With the collapse of Comecon and the dissolution of the Soviet Union itself, individual republics began to develop their own trading relations with the outside world, but no clear pattern had emerged by the mid-1990s. Russia, with its large resources of oil, gas, and minerals, seemed well placed to continue the type of trading relations with the West already developed by the former Soviet Union. In June 1994 Russia signed an agreement that strengthened economic ties with the European Union.
Russia's vast size and the great distances that often separate sources of raw materials and foodstuffs from consuming areas place a heavy burden on the transport system. One result has been the continuing dominance of the railways, which account for about 90 percent of the country's freight turnover (60 percent if pipelines are included) and half of all passenger movement. Nevertheless, the rail network is a very open one, and its density varies regionally: highest in the Northwest, Central, and Central Black Earth regions; lowest in Siberia and the Far East. Indeed, east of the Urals the term “network” is a misnomer, since the system consists of only a few major trunk routes (e.g., the Trans-Siberian Railroad and Baikal-Amur Mainline) with feeder branches to sites of economic importance. Russian railways are among the world's leading freight carriers, the line from the Kuznetsk to the Urals being especially prominent.
Apart from highways linking the major cities of European Russia, the road system is underdeveloped and carries only a tiny fraction of the freight. A much greater volume, in fact, is
carried by inland waterways.
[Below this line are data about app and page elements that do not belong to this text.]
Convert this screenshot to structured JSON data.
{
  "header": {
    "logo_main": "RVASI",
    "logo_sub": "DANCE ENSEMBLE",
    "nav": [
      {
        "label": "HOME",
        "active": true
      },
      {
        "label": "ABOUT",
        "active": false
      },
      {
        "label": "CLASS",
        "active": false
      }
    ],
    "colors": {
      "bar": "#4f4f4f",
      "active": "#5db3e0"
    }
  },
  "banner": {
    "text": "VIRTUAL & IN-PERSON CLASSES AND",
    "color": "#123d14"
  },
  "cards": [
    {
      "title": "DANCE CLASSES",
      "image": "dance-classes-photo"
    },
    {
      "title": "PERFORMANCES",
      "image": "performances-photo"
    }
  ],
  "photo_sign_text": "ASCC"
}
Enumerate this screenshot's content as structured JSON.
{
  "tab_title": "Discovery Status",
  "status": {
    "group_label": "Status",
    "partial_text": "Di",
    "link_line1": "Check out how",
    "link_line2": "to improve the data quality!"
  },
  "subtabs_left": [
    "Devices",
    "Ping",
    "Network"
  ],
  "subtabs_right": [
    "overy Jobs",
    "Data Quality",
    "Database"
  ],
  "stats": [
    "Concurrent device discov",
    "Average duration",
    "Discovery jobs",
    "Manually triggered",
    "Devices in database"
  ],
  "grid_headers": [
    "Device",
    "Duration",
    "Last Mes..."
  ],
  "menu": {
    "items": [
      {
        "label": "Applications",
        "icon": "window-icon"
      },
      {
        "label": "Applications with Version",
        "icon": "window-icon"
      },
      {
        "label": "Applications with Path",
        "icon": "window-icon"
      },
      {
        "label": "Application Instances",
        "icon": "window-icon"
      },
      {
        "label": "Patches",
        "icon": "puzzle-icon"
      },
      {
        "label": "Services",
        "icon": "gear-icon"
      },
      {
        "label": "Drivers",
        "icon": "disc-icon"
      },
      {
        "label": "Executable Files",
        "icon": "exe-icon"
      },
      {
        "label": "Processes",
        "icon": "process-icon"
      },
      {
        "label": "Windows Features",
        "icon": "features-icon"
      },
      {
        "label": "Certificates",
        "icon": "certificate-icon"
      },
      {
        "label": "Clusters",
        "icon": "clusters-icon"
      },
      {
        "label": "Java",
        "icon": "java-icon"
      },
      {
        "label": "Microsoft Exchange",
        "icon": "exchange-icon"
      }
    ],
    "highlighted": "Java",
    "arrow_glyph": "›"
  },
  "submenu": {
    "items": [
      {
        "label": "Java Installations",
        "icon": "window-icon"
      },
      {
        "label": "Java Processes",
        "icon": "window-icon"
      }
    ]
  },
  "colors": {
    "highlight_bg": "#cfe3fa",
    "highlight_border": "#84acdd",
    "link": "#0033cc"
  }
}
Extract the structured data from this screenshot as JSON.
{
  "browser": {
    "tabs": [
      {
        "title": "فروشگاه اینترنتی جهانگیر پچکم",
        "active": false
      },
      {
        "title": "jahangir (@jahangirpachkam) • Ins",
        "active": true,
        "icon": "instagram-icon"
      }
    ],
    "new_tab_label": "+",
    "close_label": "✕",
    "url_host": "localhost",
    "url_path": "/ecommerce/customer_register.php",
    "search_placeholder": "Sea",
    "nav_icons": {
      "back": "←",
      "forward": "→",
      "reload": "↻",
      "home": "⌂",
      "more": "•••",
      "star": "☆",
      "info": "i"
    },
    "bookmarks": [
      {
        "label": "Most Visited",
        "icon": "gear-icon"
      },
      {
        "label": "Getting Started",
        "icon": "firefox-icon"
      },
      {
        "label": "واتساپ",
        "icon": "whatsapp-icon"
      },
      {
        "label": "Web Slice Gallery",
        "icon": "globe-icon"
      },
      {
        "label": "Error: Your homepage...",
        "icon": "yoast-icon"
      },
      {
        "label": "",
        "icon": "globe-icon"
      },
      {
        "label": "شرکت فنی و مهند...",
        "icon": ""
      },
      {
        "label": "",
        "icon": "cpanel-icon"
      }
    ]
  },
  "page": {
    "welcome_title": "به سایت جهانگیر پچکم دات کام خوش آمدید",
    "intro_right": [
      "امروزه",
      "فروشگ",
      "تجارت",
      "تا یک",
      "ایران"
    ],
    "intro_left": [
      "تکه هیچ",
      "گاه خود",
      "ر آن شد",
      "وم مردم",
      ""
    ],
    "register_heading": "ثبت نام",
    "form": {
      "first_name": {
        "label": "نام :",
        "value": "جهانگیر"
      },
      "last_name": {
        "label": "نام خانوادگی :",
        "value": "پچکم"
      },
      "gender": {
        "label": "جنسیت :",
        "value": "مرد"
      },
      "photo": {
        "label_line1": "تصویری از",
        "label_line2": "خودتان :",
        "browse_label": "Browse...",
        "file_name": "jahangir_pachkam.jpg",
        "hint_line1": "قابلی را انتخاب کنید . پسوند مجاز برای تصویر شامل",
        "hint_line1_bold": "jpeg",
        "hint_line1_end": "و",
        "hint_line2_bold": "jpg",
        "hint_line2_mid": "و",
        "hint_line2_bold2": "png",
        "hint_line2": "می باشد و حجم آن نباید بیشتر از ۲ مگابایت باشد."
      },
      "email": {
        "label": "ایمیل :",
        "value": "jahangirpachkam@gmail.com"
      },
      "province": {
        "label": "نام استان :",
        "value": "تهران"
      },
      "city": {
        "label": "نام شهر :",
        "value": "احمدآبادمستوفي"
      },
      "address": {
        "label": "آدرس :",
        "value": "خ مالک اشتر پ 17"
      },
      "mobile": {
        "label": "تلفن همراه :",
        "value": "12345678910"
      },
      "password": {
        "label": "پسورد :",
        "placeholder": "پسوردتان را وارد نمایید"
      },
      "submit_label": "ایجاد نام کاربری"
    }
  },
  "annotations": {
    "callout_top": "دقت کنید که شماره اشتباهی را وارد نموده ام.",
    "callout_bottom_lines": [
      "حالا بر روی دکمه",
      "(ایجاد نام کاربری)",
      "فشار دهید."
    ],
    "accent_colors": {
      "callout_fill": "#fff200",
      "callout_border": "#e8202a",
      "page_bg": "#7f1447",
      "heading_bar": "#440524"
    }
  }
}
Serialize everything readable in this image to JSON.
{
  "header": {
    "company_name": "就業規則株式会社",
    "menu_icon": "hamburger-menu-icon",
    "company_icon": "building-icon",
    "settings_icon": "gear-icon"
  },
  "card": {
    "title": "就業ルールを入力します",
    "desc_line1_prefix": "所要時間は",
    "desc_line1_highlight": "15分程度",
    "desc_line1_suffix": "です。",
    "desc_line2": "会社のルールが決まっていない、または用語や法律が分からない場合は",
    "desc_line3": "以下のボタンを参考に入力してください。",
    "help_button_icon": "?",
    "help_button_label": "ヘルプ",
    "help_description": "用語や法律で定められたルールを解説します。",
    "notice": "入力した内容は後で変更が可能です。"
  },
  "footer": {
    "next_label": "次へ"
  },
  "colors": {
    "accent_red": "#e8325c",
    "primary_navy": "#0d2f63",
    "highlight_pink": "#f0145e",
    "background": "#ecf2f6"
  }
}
Although the greatest volume is carried on the Volga system, river transport is most vital in areas devoid of railways.
In addition to its vital role in foreign trade, maritime transport also has some importance in linking the various regions of Russia, particularly those that face the Arctic seaboard. Traffic on the Arctic Ocean route is seasonal.
Air transport plays an increasingly important role. Russian airlines carry only a minute fraction of all freight, chiefly high-value items to and from the remote parts of Siberia, where aircraft are sometimes the only means of transport. Airlines are responsible for nearly one-fifth of all passenger movement. Aeroflot, the largest airline in the world, formerly the state airline of the Soviet Union, carries more than 80 million passengers a year.